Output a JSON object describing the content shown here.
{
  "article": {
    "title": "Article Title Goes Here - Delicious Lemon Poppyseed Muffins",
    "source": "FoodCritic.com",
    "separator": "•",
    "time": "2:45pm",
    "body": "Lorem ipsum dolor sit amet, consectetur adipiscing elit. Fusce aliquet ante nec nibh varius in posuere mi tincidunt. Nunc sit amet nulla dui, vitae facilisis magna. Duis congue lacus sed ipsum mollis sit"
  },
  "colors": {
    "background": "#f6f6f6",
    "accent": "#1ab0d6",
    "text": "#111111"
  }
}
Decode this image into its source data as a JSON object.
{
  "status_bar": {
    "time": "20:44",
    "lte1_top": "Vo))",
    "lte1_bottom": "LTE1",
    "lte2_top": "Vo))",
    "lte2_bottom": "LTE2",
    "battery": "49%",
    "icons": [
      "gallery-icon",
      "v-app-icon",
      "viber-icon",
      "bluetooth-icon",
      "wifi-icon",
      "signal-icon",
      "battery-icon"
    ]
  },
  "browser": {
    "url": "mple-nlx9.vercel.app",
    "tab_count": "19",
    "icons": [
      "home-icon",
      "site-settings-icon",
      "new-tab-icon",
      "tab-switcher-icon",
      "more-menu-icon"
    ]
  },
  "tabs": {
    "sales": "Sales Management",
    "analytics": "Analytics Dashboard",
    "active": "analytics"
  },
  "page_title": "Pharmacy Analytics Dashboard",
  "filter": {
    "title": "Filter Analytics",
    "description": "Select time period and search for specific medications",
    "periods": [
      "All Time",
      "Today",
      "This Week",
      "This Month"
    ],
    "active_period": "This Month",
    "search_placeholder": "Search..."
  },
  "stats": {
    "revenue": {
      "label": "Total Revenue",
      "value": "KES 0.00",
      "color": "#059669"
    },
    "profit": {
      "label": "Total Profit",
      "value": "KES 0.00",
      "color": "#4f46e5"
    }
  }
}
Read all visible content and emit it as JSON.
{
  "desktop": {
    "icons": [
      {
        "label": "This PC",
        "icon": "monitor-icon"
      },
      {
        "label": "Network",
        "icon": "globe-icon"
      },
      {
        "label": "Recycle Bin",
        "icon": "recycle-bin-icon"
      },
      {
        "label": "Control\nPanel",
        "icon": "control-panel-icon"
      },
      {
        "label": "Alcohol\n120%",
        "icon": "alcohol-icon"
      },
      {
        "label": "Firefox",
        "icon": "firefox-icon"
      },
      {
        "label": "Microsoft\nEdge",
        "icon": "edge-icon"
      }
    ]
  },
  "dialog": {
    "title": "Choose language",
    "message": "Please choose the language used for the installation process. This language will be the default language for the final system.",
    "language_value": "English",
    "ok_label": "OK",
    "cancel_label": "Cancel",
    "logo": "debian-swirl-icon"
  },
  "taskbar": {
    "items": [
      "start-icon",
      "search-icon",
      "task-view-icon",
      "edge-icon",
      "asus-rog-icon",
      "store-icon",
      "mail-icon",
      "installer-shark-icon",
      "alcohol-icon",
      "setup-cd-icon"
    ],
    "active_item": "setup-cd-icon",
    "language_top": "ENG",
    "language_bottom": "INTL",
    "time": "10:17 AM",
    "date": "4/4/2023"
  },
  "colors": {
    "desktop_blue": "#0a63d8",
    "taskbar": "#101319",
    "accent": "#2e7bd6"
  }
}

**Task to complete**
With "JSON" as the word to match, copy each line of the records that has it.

**The completed task**
Output a JSON object describing the content shown here.
Decode this image into its source data as a JSON object.
Read all visible content and emit it as JSON.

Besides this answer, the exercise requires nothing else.